● Record extracts
________________

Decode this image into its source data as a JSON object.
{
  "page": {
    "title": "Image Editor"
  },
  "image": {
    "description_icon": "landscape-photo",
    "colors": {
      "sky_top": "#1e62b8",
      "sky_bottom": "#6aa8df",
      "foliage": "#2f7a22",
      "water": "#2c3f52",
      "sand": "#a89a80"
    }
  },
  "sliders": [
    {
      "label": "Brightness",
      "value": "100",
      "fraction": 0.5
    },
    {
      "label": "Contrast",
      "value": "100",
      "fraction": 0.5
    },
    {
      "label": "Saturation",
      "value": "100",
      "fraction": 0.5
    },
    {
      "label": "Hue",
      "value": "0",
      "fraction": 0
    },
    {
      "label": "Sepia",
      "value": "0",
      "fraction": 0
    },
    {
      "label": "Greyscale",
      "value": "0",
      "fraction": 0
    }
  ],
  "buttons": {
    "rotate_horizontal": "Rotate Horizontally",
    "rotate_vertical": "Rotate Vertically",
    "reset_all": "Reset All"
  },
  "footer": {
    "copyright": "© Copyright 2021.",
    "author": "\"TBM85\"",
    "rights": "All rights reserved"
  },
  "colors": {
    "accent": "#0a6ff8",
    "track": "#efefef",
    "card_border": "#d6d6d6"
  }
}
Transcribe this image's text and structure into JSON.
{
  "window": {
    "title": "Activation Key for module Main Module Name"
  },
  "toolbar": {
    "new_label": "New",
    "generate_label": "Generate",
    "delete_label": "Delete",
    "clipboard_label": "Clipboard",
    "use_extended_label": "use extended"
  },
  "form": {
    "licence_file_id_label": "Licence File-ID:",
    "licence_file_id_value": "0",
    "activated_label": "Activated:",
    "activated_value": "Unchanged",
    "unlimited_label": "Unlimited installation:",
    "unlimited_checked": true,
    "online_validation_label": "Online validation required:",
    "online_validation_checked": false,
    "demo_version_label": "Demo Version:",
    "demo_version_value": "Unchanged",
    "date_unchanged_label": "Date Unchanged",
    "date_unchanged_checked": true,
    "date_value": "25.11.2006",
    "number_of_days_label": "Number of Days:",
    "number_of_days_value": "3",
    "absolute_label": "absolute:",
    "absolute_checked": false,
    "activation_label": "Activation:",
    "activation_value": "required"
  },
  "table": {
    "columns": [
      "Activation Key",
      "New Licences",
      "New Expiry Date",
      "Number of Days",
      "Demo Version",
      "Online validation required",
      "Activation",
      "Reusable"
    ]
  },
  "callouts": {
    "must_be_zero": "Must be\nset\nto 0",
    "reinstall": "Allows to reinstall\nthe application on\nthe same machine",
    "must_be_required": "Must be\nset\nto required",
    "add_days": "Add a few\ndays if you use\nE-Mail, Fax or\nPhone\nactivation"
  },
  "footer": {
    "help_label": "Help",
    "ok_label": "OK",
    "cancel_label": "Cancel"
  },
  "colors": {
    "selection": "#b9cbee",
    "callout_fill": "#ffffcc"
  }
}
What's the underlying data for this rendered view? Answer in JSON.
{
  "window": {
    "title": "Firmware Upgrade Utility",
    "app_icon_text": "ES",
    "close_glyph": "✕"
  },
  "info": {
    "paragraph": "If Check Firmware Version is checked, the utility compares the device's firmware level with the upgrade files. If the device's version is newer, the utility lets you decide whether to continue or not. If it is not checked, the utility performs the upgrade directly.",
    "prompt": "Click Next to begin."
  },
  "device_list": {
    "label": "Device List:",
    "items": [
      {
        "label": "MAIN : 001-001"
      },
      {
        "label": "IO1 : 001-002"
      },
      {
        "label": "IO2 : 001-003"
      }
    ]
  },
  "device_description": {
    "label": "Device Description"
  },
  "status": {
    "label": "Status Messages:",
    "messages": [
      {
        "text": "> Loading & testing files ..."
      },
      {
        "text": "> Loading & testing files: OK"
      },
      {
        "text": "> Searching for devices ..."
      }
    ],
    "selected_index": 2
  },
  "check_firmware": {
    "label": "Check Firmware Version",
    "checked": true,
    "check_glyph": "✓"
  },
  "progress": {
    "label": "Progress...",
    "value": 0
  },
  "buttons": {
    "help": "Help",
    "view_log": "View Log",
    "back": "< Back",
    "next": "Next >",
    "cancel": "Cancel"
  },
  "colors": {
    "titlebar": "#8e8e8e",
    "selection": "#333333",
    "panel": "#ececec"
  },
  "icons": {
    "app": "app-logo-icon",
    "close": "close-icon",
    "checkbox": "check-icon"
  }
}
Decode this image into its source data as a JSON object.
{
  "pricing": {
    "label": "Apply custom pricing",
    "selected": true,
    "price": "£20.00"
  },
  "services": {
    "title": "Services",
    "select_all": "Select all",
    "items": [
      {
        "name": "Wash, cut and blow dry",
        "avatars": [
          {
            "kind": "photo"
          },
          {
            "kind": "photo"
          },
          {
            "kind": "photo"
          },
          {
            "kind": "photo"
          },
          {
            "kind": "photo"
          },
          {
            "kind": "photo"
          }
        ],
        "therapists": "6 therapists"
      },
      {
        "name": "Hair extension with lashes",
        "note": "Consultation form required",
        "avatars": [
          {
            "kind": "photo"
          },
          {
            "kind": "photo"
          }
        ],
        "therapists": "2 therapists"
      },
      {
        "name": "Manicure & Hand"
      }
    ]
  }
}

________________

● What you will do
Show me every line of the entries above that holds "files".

● The answer
    "paragraph": "If Check Firmware Version is checked, the utility compares the device's firmware level with the upgrade files. If the device's version is newer, the utility lets you decide whether to continue or not. If it is not checked, the utility performs the upgrade directly.",
        "text": "> Loading & testing files ..."
        "text": "> Loading & testing files: OK"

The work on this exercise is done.